• **WHAT YOU ARE ASKED TO DO**
Retype all the records with nothing changed.

Dataset records:
---------------

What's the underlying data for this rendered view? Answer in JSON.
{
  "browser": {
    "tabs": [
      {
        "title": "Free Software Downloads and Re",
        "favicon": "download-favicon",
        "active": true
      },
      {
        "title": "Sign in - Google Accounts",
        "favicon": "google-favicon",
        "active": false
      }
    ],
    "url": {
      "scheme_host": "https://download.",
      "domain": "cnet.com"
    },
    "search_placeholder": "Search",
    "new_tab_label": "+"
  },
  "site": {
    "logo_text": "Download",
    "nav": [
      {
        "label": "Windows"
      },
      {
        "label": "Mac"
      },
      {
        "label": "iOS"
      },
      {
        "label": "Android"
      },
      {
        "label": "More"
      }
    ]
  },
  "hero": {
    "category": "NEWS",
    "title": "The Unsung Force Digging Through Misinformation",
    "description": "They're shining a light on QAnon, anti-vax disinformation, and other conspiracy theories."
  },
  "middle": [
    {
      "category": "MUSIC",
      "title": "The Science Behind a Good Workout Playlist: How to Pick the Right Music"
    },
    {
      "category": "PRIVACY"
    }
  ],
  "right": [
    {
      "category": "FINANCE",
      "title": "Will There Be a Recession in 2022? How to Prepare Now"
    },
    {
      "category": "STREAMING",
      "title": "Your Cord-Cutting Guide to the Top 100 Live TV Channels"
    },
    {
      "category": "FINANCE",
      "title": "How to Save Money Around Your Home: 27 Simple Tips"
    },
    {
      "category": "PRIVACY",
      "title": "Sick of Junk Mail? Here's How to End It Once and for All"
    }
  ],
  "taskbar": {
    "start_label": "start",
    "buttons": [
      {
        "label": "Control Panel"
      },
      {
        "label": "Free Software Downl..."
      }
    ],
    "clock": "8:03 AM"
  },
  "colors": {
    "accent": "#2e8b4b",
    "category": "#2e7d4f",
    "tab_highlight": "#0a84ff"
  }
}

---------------

• **SOLVED PROBLEM**
What's the underlying data for this rendered view? Answer in JSON.
{
  "browser": {
    "tabs": [
      {
        "title": "Free Software Downloads and Re",
        "favicon": "download-favicon",
        "active": true
      },
      {
        "title": "Sign in - Google Accounts",
        "favicon": "google-favicon",
        "active": false
      }
    ],
    "url": {
      "scheme_host": "https://download.",
      "domain": "cnet.com"
    },
    "search_placeholder": "Search",
    "new_tab_label": "+"
  },
  "site": {
    "logo_text": "Download",
    "nav": [
      {
        "label": "Windows"
      },
      {
        "label": "Mac"
      },
      {
        "label": "iOS"
      },
      {
        "label": "Android"
      },
      {
        "label": "More"
      }
    ]
  },
  "hero": {
    "category": "NEWS",
    "title": "The Unsung Force Digging Through Misinformation",
    "description": "They're shining a light on QAnon, anti-vax disinformation, and other conspiracy theories."
  },
  "middle": [
    {
      "category": "MUSIC",
      "title": "The Science Behind a Good Workout Playlist: How to Pick the Right Music"
    },
    {
      "category": "PRIVACY"
    }
  ],
  "right": [
    {
      "category": "FINANCE",
      "title": "Will There Be a Recession in 2022? How to Prepare Now"
    },
    {
      "category": "STREAMING",
      "title": "Your Cord-Cutting Guide to the Top 100 Live TV Channels"
    },
    {
      "category": "FINANCE",
      "title": "How to Save Money Around Your Home: 27 Simple Tips"
    },
    {
      "category": "PRIVACY",
      "title": "Sick of Junk Mail? Here's How to End It Once and for All"
    }
  ],
  "taskbar": {
    "start_label": "start",
    "buttons": [
      {
        "label": "Control Panel"
      },
      {
        "label": "Free Software Downl..."
      }
    ],
    "clock": "8:03 AM"
  },
  "colors": {
    "accent": "#2e8b4b",
    "category": "#2e7d4f",
    "tab_highlight": "#0a84ff"
  }
}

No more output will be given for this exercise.